## What needs to be done
Only lines containing the word "adatok" are needed; pull them out of the material.

## Supplied records

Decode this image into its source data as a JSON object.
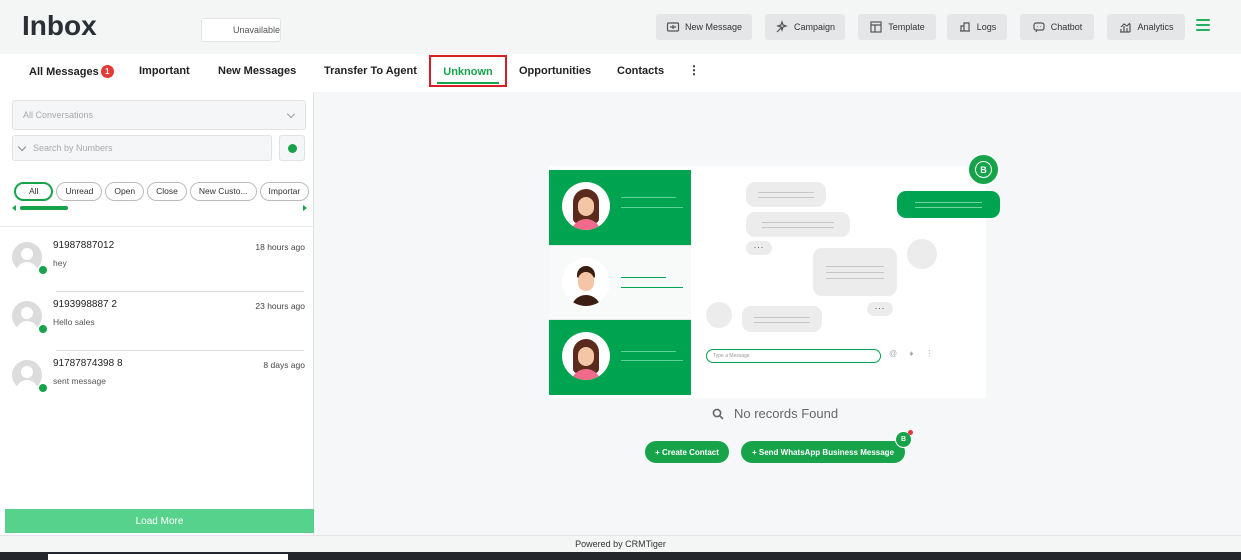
{
  "header": {
    "title": "Inbox",
    "status": "Unavailable",
    "buttons": [
      {
        "label": "New Message",
        "icon": "new-message-icon"
      },
      {
        "label": "Campaign",
        "icon": "campaign-icon"
      },
      {
        "label": "Template",
        "icon": "template-icon"
      },
      {
        "label": "Logs",
        "icon": "logs-icon"
      },
      {
        "label": "Chatbot",
        "icon": "chatbot-icon"
      },
      {
        "label": "Analytics",
        "icon": "analytics-icon"
      }
    ]
  },
  "tabs": {
    "all_messages": "All Messages",
    "all_messages_badge": "1",
    "important": "Important",
    "new_messages": "New Messages",
    "transfer": "Transfer To Agent",
    "unknown": "Unknown",
    "opportunities": "Opportunities",
    "contacts": "Contacts",
    "more": "⋮"
  },
  "sidebar": {
    "select_value": "All Conversations",
    "search_placeholder": "Search by Numbers",
    "filters": [
      "All",
      "Unread",
      "Open",
      "Close",
      "New Custo...",
      "Importar"
    ],
    "conversations": [
      {
        "number": "91987887012",
        "message": "hey",
        "time": "18 hours ago"
      },
      {
        "number": "9193998887 2",
        "message": "Hello sales",
        "time": "23 hours ago"
      },
      {
        "number": "91787874398 8",
        "message": "sent message",
        "time": "8 days ago"
      }
    ],
    "load_more": "Load More"
  },
  "main": {
    "type_placeholder": "Type a Message",
    "empty_text": "No records Found",
    "create_contact": "+ Create Contact",
    "send_whatsapp": "+ Send WhatsApp Business Message"
  },
  "footer": {
    "powered_by": "Powered by CRMTiger"
  },
  "colors": {
    "accent": "#16a34a",
    "brand_green": "#00a34f",
    "alert_red": "#e53935",
    "active_tab_border": "#d81f26",
    "load_more_green": "#57d28c"
  }
}
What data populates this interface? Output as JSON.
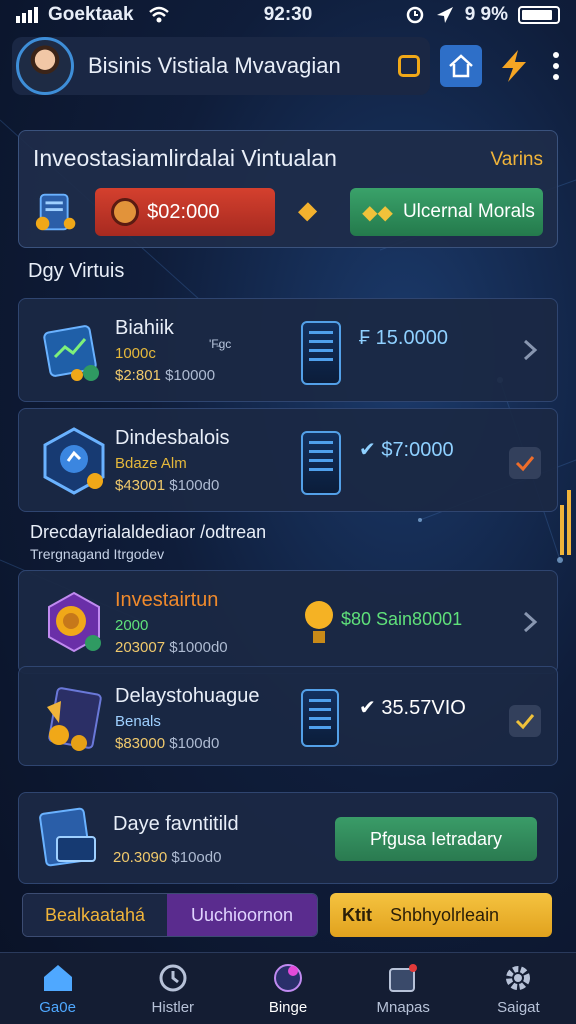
{
  "status_bar": {
    "carrier": "Goektaak",
    "time": "92:30",
    "battery": "9 9%"
  },
  "header": {
    "title": "Bisinis Vistiala Mvavagian"
  },
  "invest_card": {
    "title": "Inveostasiamlirdalai Vintualan",
    "link": "Varins",
    "balance": "$02:000",
    "alt_button": "Ulcernal Morals"
  },
  "section_label": "Dgy Virtuis",
  "items": [
    {
      "title": "Biahiik",
      "tag": "'F̵gc",
      "sub": "1000c",
      "meta_value": "$2:801",
      "meta_muted": "$10000",
      "amount": "₣ 15.0000",
      "amount_color": "#8fd0ff",
      "right": "chevron"
    },
    {
      "title": "Dindesbalois",
      "tag": "",
      "sub": "Bdaze Alm",
      "meta_value": "$43001",
      "meta_muted": "$100d0",
      "amount": "✔ $7:0000",
      "amount_color": "#8fd0ff",
      "right": "check-orange"
    },
    {
      "title": "Investairtun",
      "tag": "",
      "sub": "2000",
      "meta_value": "203007",
      "meta_muted": "$1000d0",
      "amount": "$80 Sain80001",
      "amount_color": "#5fe07a",
      "right": "chevron"
    },
    {
      "title": "Delaystohuague",
      "tag": "",
      "sub": "Benals",
      "meta_value": "$83000",
      "meta_muted": "$100d0",
      "amount": "✔ 35.57VIO",
      "amount_color": "#ffffff",
      "right": "check-yellow"
    }
  ],
  "sub_section": {
    "label": "Drecdayrialaldediaor /odtrean",
    "sub": "Trergnagand Itrgodev"
  },
  "daily": {
    "title": "Daye favntitild",
    "value": "20.3090",
    "muted": "$10od0",
    "button": "Pfgusa Ietradary"
  },
  "bottom_buttons": {
    "left_a": "Bealkaatahá",
    "left_b": "Uuchioornon",
    "gold_prefix": "Ktit",
    "gold_label": "Shbhyolrleain"
  },
  "nav": [
    {
      "label": "Ga0e",
      "icon": "home-icon",
      "active": true
    },
    {
      "label": "Histler",
      "icon": "history-icon",
      "active": false
    },
    {
      "label": "Binge",
      "icon": "bulb-icon",
      "active": false
    },
    {
      "label": "Mnapas",
      "icon": "briefcase-icon",
      "active": false
    },
    {
      "label": "Saigat",
      "icon": "gear-icon",
      "active": false
    }
  ],
  "colors": {
    "accent_blue": "#2e6fc8",
    "accent_red": "#c7382a",
    "accent_green": "#2f9a62",
    "accent_gold": "#f0b43a",
    "accent_purple": "#5a2c8e"
  }
}
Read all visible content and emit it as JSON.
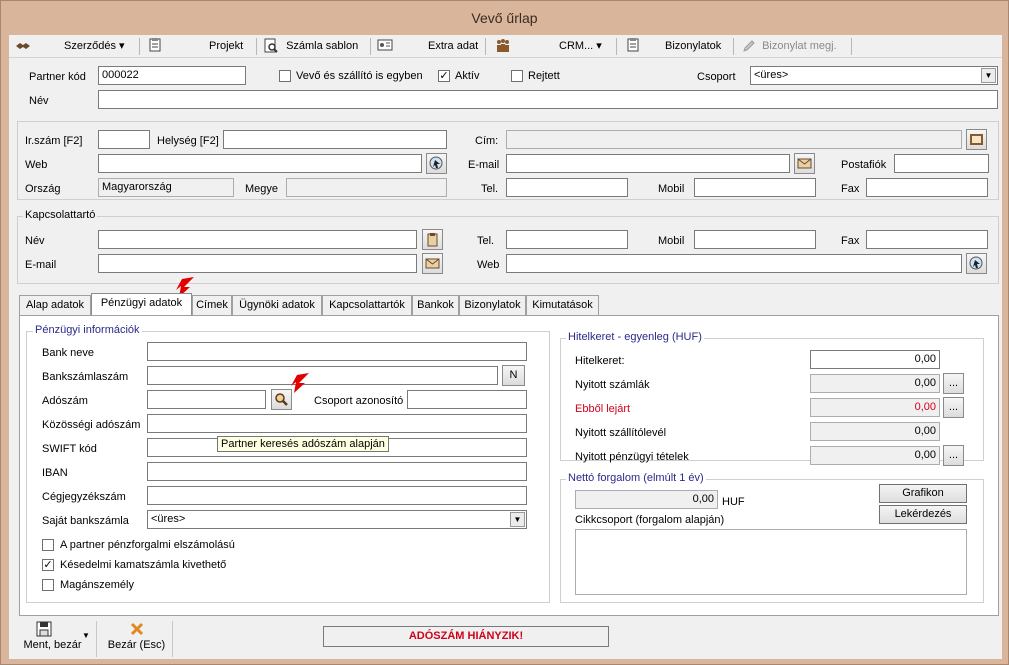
{
  "window": {
    "title": "Vevő űrlap"
  },
  "toolbar": {
    "contract": "Szerződés",
    "project": "Projekt",
    "invoice_template": "Számla sablon",
    "extra_data": "Extra adat",
    "crm": "CRM...",
    "documents": "Bizonylatok",
    "doc_view": "Bizonylat megj."
  },
  "header": {
    "partner_code_label": "Partner kód",
    "partner_code": "000022",
    "same_buyer_shipper": "Vevő és szállító is egyben",
    "active": "Aktív",
    "hidden": "Rejtett",
    "group_label": "Csoport",
    "group_value": "<üres>",
    "name_label": "Név",
    "name": ""
  },
  "address": {
    "zip_label": "Ir.szám [F2]",
    "zip": "",
    "city_label": "Helység [F2]",
    "city": "",
    "address_label": "Cím:",
    "address": "",
    "web_label": "Web",
    "web": "",
    "email_label": "E-mail",
    "email": "",
    "pobox_label": "Postafiók",
    "pobox": "",
    "country_label": "Ország",
    "country": "Magyarország",
    "county_label": "Megye",
    "county": "",
    "phone_label": "Tel.",
    "phone": "",
    "mobile_label": "Mobil",
    "mobile": "",
    "fax_label": "Fax",
    "fax": ""
  },
  "contact": {
    "title": "Kapcsolattartó",
    "name_label": "Név",
    "name": "",
    "phone_label": "Tel.",
    "phone": "",
    "mobile_label": "Mobil",
    "mobile": "",
    "fax_label": "Fax",
    "fax": "",
    "email_label": "E-mail",
    "email": "",
    "web_label": "Web",
    "web": ""
  },
  "tabs": [
    "Alap adatok",
    "Pénzügyi adatok",
    "Címek",
    "Ügynöki adatok",
    "Kapcsolattartók",
    "Bankok",
    "Bizonylatok",
    "Kimutatások"
  ],
  "active_tab": "Pénzügyi adatok",
  "finance": {
    "title": "Pénzügyi információk",
    "bank_name_label": "Bank neve",
    "bank_name": "",
    "bank_account_label": "Bankszámlaszám",
    "bank_account": "",
    "bank_account_btn": "N",
    "tax_number_label": "Adószám",
    "tax_number": "",
    "group_id_label": "Csoport azonosító",
    "group_id": "",
    "eu_tax_label": "Közösségi adószám",
    "eu_tax": "",
    "swift_label": "SWIFT kód",
    "swift": "",
    "iban_label": "IBAN",
    "iban": "",
    "company_reg_label": "Cégjegyzékszám",
    "company_reg": "",
    "own_account_label": "Saját bankszámla",
    "own_account": "<üres>",
    "cash_accounting": "A partner pénzforgalmi elszámolású",
    "late_interest": "Késedelmi kamatszámla kivethető",
    "private_person": "Magánszemély",
    "tooltip": "Partner keresés adószám alapján"
  },
  "credit": {
    "title": "Hitelkeret - egyenleg (HUF)",
    "limit_label": "Hitelkeret:",
    "limit": "0,00",
    "open_invoices_label": "Nyitott számlák",
    "open_invoices": "0,00",
    "overdue_label": "Ebből lejárt",
    "overdue": "0,00",
    "open_delivery_label": "Nyitott szállítólevél",
    "open_delivery": "0,00",
    "open_finance_label": "Nyitott pénzügyi tételek",
    "open_finance": "0,00",
    "ellipsis": "..."
  },
  "turnover": {
    "title": "Nettó forgalom (elmúlt 1 év)",
    "value": "0,00",
    "currency": "HUF",
    "chart_btn": "Grafikon",
    "query_btn": "Lekérdezés",
    "article_group_label": "Cikkcsoport (forgalom alapján)"
  },
  "footer": {
    "save_close": "Ment, bezár",
    "close": "Bezár (Esc)",
    "status": "ADÓSZÁM HIÁNYZIK!"
  },
  "colors": {
    "accent_red": "#d0021b",
    "title_bg": "#d9b69b",
    "group_title": "#2a2a8a"
  }
}
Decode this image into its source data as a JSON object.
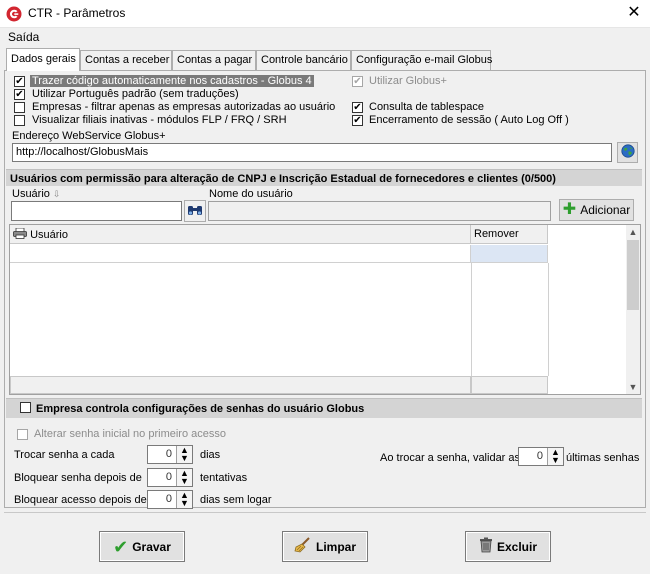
{
  "window": {
    "title": "CTR - Parâmetros",
    "close_glyph": "✕"
  },
  "menu": {
    "items": [
      "Saída"
    ]
  },
  "tabs": [
    "Dados gerais",
    "Contas a receber",
    "Contas a pagar",
    "Controle bancário",
    "Configuração e-mail Globus"
  ],
  "general": {
    "options_left": [
      {
        "label": "Trazer código automaticamente nos cadastros - Globus 4",
        "checked": true
      },
      {
        "label": "Utilizar Português padrão (sem traduções)",
        "checked": true
      },
      {
        "label": "Empresas - filtrar apenas as empresas autorizadas ao usuário",
        "checked": false
      },
      {
        "label": "Visualizar filiais inativas - módulos FLP / FRQ / SRH",
        "checked": false
      }
    ],
    "options_right": [
      {
        "label": "Utilizar Globus+",
        "checked": true,
        "disabled": true
      },
      {
        "label": "Consulta de tablespace",
        "checked": true
      },
      {
        "label": "Encerramento de sessão ( Auto Log Off )",
        "checked": true
      }
    ],
    "webservice_label": "Endereço WebService Globus+",
    "webservice_value": "http://localhost/GlobusMais"
  },
  "users_section": {
    "title": "Usuários com permissão para alteração de CNPJ e Inscrição Estadual de fornecedores e clientes (0/500)",
    "user_label": "Usuário",
    "user_name_label": "Nome do usuário",
    "user_value": "",
    "user_name_value": "",
    "add_button": "Adicionar",
    "grid_columns": [
      "Usuário",
      "Remover"
    ]
  },
  "password_section": {
    "title": "Empresa controla configurações de senhas do usuário Globus",
    "checked": false,
    "change_initial_label": "Alterar senha inicial no primeiro acesso",
    "change_every_label": "Trocar senha a cada",
    "change_every_value": "0",
    "change_every_unit": "dias",
    "lock_password_label": "Bloquear senha depois de",
    "lock_password_value": "0",
    "lock_password_unit": "tentativas",
    "lock_access_label": "Bloquear acesso depois de",
    "lock_access_value": "0",
    "lock_access_unit": "dias sem logar",
    "validate_label": "Ao trocar a senha, validar as",
    "validate_value": "0",
    "validate_unit": "últimas senhas"
  },
  "footer": {
    "save": "Gravar",
    "clear": "Limpar",
    "delete": "Excluir"
  },
  "colors": {
    "accent_logo": "#d22630",
    "check": "#000000"
  }
}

## Reply
    "Alap adatok",
    "Pénzügyi adatok",
    "Ügynöki adatok",
  "active_tab": "Pénzügyi adatok",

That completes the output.